promoters Bertha had been meeting with for so many years. He also
had to quickly learn how to do the callout research necessary for
the Big D Big Sound Survey.
believes Bertha's sudden retirement was not her own choice.
The last thing Bertha did on her way out the door of 750 Main Street
was to add "Honky Tonk Women," by the Rolling Stones,
as a hit-to-be. Talk about going out a winner!
continued the tradition of collecting gold records. In his years
as music director he racked up a couple of dozen including:
Greaves' "Take A Letter Maria"
Cuff Links' "Tracy"
"Na Na Hey Hey Kiss Him Goodbye"
& West's "American City Suite"
Preston's "Outa Space"
Jerry's "In The Summertime"
Nilsson's "Without You"
Reddy's "I Don't Know How To Love Him"
"American City Suite" goes gold in 1972 on ABC/Dunhill.
(Front l-r:) Dunhill's Dick Lempke and
(Back l-r:) Program director Charlie
Parker, music director
Jim English, overnight host Barry Grant,
and 7PM-midnight host Gary DeGraide
English spent 12 years at WDRC. The radio industry was changing
and he could see his days as an off-air music director were limited.
In October 1980 the ax fell and Jim was one of several staffers
let go in an economic cutback.
took the civil service test, intending to work at the Post Office,

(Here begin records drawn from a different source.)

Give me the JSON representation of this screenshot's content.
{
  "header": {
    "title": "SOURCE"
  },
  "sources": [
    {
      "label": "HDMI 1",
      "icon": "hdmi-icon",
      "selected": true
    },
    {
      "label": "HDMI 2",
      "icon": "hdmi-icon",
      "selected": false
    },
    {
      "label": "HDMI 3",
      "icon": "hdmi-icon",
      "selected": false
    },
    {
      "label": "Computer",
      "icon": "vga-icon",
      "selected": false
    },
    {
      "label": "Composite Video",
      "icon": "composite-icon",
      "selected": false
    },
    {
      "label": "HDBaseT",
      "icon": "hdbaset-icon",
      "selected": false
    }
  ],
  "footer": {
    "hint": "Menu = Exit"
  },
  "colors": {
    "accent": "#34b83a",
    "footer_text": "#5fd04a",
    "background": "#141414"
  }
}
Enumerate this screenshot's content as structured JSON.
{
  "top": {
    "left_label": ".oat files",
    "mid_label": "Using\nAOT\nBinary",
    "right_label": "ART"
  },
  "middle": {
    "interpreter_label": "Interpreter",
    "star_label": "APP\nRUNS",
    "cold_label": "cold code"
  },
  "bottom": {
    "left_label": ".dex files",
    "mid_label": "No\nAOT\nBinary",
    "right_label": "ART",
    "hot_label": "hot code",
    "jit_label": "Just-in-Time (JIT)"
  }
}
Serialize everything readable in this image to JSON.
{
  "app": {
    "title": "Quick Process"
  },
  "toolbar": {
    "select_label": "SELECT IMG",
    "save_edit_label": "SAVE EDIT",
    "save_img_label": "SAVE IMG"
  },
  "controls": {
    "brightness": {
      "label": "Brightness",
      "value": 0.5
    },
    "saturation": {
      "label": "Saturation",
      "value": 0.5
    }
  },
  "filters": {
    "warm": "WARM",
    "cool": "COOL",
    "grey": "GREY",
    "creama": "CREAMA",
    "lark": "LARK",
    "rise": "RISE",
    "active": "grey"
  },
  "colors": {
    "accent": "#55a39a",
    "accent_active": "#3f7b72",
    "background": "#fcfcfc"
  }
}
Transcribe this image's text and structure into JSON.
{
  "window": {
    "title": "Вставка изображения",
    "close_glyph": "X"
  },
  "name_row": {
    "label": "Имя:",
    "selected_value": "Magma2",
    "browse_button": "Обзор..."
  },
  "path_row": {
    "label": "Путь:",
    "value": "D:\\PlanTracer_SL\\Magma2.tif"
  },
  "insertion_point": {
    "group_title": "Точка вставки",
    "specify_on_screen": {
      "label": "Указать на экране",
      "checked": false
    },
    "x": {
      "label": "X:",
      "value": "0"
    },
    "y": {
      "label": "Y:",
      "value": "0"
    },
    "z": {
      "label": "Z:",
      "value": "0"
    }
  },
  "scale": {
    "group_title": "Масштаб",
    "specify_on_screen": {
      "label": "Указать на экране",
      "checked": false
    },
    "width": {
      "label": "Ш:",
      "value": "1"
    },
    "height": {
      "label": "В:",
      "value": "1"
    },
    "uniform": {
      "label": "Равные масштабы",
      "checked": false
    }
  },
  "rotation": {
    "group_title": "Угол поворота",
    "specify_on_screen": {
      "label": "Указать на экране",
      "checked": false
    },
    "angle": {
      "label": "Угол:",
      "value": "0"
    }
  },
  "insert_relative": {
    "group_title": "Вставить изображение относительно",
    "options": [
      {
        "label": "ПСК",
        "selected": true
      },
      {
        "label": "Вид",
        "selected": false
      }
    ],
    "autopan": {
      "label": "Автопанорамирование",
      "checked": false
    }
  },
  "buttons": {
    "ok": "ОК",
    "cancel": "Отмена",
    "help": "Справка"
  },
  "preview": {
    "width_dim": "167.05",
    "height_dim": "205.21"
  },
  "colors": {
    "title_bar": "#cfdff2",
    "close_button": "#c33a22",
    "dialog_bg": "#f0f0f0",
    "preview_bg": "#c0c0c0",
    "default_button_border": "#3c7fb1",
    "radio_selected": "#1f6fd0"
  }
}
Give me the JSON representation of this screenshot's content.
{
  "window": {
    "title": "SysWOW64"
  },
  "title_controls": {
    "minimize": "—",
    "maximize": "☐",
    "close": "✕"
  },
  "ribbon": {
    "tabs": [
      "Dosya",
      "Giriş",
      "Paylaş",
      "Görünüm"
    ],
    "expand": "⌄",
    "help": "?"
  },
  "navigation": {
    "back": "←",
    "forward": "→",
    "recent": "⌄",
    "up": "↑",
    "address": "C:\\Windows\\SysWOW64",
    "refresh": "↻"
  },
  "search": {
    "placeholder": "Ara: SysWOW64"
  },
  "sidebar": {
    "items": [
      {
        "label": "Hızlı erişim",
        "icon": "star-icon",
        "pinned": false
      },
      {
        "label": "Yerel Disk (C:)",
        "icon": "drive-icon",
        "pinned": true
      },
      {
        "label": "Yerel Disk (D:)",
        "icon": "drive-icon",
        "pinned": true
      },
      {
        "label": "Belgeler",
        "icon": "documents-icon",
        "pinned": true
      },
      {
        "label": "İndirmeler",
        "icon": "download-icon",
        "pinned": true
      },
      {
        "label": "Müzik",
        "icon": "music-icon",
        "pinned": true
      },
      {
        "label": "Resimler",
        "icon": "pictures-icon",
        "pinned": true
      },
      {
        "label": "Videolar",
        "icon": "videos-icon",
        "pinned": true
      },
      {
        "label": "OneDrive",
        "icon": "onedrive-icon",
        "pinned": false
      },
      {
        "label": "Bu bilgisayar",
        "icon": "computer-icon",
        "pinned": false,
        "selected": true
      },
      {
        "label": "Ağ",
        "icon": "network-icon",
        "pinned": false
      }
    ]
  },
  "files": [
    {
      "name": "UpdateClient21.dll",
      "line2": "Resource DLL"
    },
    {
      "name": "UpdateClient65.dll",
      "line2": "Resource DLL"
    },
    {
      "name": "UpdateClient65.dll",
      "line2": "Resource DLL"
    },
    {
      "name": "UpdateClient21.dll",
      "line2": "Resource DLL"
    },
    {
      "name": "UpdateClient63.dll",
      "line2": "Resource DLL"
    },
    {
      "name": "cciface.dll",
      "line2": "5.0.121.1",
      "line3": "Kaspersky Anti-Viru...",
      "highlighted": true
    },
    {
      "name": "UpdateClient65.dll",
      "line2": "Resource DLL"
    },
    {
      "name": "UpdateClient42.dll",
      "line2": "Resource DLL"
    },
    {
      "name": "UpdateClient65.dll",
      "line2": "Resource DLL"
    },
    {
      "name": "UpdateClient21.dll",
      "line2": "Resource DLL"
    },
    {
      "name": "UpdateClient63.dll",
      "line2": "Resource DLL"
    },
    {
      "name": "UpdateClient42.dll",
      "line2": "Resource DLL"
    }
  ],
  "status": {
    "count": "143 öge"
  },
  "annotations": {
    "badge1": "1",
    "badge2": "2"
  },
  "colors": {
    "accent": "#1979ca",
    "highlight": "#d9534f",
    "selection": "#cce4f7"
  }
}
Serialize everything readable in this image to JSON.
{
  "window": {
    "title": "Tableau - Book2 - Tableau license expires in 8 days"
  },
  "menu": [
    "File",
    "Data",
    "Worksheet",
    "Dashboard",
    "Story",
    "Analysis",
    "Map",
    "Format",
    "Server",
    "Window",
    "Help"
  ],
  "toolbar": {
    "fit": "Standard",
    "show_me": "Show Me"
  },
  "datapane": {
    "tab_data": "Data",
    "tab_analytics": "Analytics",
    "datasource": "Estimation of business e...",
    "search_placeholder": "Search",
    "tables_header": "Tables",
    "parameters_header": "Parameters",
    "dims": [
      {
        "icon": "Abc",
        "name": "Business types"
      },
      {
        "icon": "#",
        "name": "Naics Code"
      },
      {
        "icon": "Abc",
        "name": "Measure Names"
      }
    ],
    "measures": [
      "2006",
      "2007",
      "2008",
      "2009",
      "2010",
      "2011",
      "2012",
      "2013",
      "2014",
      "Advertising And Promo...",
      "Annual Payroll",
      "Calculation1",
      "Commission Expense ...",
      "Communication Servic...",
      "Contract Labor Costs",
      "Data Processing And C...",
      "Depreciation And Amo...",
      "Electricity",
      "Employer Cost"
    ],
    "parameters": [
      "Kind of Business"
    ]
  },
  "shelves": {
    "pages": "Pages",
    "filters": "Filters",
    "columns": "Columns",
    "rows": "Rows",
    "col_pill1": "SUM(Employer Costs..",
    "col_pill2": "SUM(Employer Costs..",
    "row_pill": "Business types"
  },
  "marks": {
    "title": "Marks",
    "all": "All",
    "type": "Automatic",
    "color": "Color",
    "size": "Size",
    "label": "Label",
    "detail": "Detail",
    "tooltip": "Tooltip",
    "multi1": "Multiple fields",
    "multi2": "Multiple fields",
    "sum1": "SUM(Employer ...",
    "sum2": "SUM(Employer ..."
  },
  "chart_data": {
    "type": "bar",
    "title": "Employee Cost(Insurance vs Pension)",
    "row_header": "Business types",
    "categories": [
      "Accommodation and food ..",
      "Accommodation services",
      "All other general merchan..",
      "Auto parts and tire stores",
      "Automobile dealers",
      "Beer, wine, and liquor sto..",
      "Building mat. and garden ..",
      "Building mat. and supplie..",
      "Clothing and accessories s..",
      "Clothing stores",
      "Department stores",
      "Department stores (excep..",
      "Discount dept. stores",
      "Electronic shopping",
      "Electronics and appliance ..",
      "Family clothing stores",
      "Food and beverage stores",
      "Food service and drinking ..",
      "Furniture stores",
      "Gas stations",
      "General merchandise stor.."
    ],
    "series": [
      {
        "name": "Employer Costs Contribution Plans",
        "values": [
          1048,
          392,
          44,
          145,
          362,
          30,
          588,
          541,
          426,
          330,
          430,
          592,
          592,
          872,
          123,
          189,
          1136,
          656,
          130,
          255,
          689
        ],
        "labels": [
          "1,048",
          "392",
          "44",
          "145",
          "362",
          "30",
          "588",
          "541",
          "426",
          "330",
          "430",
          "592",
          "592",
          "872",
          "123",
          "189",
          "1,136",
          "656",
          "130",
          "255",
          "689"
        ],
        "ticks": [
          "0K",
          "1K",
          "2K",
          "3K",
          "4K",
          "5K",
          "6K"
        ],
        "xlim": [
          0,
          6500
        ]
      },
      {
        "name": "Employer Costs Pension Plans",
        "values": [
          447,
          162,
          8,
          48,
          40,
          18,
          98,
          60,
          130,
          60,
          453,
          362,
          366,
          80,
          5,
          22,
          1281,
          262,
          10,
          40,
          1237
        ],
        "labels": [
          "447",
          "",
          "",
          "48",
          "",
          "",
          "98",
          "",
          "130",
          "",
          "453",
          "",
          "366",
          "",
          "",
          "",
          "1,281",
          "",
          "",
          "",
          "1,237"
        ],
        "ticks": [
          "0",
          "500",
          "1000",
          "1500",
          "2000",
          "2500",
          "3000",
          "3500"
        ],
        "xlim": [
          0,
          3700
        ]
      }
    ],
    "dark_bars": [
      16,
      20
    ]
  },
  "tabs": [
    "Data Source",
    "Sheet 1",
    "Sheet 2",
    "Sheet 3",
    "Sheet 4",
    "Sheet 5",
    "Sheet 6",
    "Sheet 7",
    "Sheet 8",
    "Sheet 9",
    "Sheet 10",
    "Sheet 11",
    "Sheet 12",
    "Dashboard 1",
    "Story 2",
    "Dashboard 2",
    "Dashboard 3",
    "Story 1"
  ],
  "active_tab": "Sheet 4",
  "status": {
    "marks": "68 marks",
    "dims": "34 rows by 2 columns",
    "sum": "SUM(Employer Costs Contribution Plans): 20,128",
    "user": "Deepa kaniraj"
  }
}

but instead latched on to a new venture called Enterprise Radio,
a national talk & sports venture based in Avon. Jim left after
nine months and Enterprise Radio ultimately failed (to be replaced
shortly after by ESPN).
April 1982 he went to work at the Aetna Insurance Company and is
still there in 2010. Jim English lives in Wethersfield